■ Task requirements: Nothing may be dropped or added when the entries below are copied.

■ Task inputs:
------------------------------------

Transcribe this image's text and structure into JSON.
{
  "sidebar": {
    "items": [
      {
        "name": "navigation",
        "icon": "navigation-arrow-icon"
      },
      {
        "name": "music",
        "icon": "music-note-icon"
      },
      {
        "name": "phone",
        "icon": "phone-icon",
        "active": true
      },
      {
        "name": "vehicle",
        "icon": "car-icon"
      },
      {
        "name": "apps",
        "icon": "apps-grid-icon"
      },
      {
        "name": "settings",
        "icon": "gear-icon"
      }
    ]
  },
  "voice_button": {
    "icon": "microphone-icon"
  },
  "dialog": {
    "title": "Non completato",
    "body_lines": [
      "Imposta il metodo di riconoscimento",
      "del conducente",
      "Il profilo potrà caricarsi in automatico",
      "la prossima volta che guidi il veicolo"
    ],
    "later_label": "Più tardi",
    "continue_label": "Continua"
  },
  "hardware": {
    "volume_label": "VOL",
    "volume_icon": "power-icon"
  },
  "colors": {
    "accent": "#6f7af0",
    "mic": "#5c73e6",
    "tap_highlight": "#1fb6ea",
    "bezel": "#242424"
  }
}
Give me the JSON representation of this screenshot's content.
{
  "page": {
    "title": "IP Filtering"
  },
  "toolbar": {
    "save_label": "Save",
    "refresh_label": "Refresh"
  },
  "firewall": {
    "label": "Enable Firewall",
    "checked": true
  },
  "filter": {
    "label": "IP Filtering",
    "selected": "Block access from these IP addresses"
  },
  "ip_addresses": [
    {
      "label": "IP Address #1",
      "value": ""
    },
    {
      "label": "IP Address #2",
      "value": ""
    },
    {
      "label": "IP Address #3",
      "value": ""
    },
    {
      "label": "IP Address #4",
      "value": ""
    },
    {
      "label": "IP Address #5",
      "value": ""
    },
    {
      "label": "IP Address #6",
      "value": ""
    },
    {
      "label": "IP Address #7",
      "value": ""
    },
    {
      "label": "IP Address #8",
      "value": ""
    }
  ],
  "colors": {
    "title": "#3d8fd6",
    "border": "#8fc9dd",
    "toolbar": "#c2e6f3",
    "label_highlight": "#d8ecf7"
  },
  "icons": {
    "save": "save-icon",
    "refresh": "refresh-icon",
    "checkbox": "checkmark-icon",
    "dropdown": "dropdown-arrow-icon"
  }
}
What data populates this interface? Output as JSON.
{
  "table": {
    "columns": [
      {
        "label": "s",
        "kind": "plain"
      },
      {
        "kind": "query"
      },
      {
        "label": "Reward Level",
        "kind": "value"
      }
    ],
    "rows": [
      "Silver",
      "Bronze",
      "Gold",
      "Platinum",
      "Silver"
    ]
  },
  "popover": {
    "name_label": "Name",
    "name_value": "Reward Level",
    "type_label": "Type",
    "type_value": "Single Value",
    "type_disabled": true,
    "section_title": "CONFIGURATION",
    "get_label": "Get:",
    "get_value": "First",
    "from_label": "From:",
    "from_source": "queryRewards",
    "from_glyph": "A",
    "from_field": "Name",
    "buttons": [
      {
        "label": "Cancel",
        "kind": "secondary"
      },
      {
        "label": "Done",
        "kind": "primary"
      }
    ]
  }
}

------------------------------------

■ Exercise output:
Transcribe this image's text and structure into JSON.
{
  "sidebar": {
    "items": [
      {
        "name": "navigation",
        "icon": "navigation-arrow-icon"
      },
      {
        "name": "music",
        "icon": "music-note-icon"
      },
      {
        "name": "phone",
        "icon": "phone-icon",
        "active": true
      },
      {
        "name": "vehicle",
        "icon": "car-icon"
      },
      {
        "name": "apps",
        "icon": "apps-grid-icon"
      },
      {
        "name": "settings",
        "icon": "gear-icon"
      }
    ]
  },
  "voice_button": {
    "icon": "microphone-icon"
  },
  "dialog": {
    "title": "Non completato",
    "body_lines": [
      "Imposta il metodo di riconoscimento",
      "del conducente",
      "Il profilo potrà caricarsi in automatico",
      "la prossima volta che guidi il veicolo"
    ],
    "later_label": "Più tardi",
    "continue_label": "Continua"
  },
  "hardware": {
    "volume_label": "VOL",
    "volume_icon": "power-icon"
  },
  "colors": {
    "accent": "#6f7af0",
    "mic": "#5c73e6",
    "tap_highlight": "#1fb6ea",
    "bezel": "#242424"
  }
}
Give me the JSON representation of this screenshot's content.
{
  "page": {
    "title": "IP Filtering"
  },
  "toolbar": {
    "save_label": "Save",
    "refresh_label": "Refresh"
  },
  "firewall": {
    "label": "Enable Firewall",
    "checked": true
  },
  "filter": {
    "label": "IP Filtering",
    "selected": "Block access from these IP addresses"
  },
  "ip_addresses": [
    {
      "label": "IP Address #1",
      "value": ""
    },
    {
      "label": "IP Address #2",
      "value": ""
    },
    {
      "label": "IP Address #3",
      "value": ""
    },
    {
      "label": "IP Address #4",
      "value": ""
    },
    {
      "label": "IP Address #5",
      "value": ""
    },
    {
      "label": "IP Address #6",
      "value": ""
    },
    {
      "label": "IP Address #7",
      "value": ""
    },
    {
      "label": "IP Address #8",
      "value": ""
    }
  ],
  "colors": {
    "title": "#3d8fd6",
    "border": "#8fc9dd",
    "toolbar": "#c2e6f3",
    "label_highlight": "#d8ecf7"
  },
  "icons": {
    "save": "save-icon",
    "refresh": "refresh-icon",
    "checkbox": "checkmark-icon",
    "dropdown": "dropdown-arrow-icon"
  }
}
What data populates this interface? Output as JSON.
{
  "table": {
    "columns": [
      {
        "label": "s",
        "kind": "plain"
      },
      {
        "kind": "query"
      },
      {
        "label": "Reward Level",
        "kind": "value"
      }
    ],
    "rows": [
      "Silver",
      "Bronze",
      "Gold",
      "Platinum",
      "Silver"
    ]
  },
  "popover": {
    "name_label": "Name",
    "name_value": "Reward Level",
    "type_label": "Type",
    "type_value": "Single Value",
    "type_disabled": true,
    "section_title": "CONFIGURATION",
    "get_label": "Get:",
    "get_value": "First",
    "from_label": "From:",
    "from_source": "queryRewards",
    "from_glyph": "A",
    "from_field": "Name",
    "buttons": [
      {
        "label": "Cancel",
        "kind": "secondary"
      },
      {
        "label": "Done",
        "kind": "primary"
      }
    ]
  }
}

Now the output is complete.